New Zealand, a member of the Commonwealth, is a parliamentary monarchy in which the Crown of England retains the formal role of head of state. Its power is exercised through a governor general, today Sir Jerry Mateparae, appointed by the British sovereign and essentially endowed with a ceremonial function. Legislative power is exercised by a unicameral parliament, elected with a mixed proportional system which replaced the traditional majority system in 1996. The parliament, elected every three years, is made up of 121 seats, with a quota reserved for the Maori minority, which elects its representatives from a separate list. Although the legal system is based on the common law principle, the interpretation of which by New Zealand judicial institutions conforms to that of the UK, the New Zealand Supreme Court was established in 2004, replacing the UK courts’ jurisdiction of last resort.

Since 1935 the political scene has been dominated by the alternation between two parties: the National Party and the Labor Party. However, since the 1996 reform, smaller political platforms have benefited from the new proportional system, exponentially increasing their share of seats. The last round of elections (September 2014), however, went against the trend, with the party of the reigning premier John Key which almost reached the absolute majority of the votes.

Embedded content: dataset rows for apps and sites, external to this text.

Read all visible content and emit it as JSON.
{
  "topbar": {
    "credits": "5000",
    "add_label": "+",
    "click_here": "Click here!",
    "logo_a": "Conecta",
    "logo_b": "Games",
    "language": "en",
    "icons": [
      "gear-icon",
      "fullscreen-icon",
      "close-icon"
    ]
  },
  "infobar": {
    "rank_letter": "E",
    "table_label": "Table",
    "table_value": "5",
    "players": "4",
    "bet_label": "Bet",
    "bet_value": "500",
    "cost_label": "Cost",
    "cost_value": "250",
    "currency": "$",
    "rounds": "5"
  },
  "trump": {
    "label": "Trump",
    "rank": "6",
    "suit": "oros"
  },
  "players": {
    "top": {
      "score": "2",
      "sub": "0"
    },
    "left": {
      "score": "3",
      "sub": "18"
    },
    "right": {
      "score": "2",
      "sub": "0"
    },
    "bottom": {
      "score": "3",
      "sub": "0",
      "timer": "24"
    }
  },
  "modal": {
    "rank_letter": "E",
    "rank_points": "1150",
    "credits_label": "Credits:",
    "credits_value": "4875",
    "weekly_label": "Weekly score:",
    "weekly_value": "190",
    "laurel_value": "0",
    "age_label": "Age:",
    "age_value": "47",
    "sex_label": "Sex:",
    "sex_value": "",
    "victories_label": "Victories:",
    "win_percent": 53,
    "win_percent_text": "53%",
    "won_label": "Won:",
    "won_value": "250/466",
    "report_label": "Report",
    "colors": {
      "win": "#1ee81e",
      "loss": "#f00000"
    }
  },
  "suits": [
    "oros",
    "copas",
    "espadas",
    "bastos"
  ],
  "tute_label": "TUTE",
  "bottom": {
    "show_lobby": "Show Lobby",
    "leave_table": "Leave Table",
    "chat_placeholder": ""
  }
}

In fact, the National Party obtained almost 47.4% of the votes, leaving very little space both for the main opposition parties (Labor and Green, stopping at 25.1% and 10.7% respectively), and for its allies of government. John Key’s third consecutive reconfirmation and such a positive outcome for his party – despite an election campaign stirred by the ‘Whale Oil’ scandal, a political blog close to the National Party that allegedly used confidential information to attack the premier’s opponents – confirm the approval of the electorate for the reforms implemented in recent years. First of all, the privatization of public companies which made it possible to partially fill the large deficit of the state budget and the reform of safety in the workplace which aims to reduce the numerous accidents.

New Zealand Geopolitics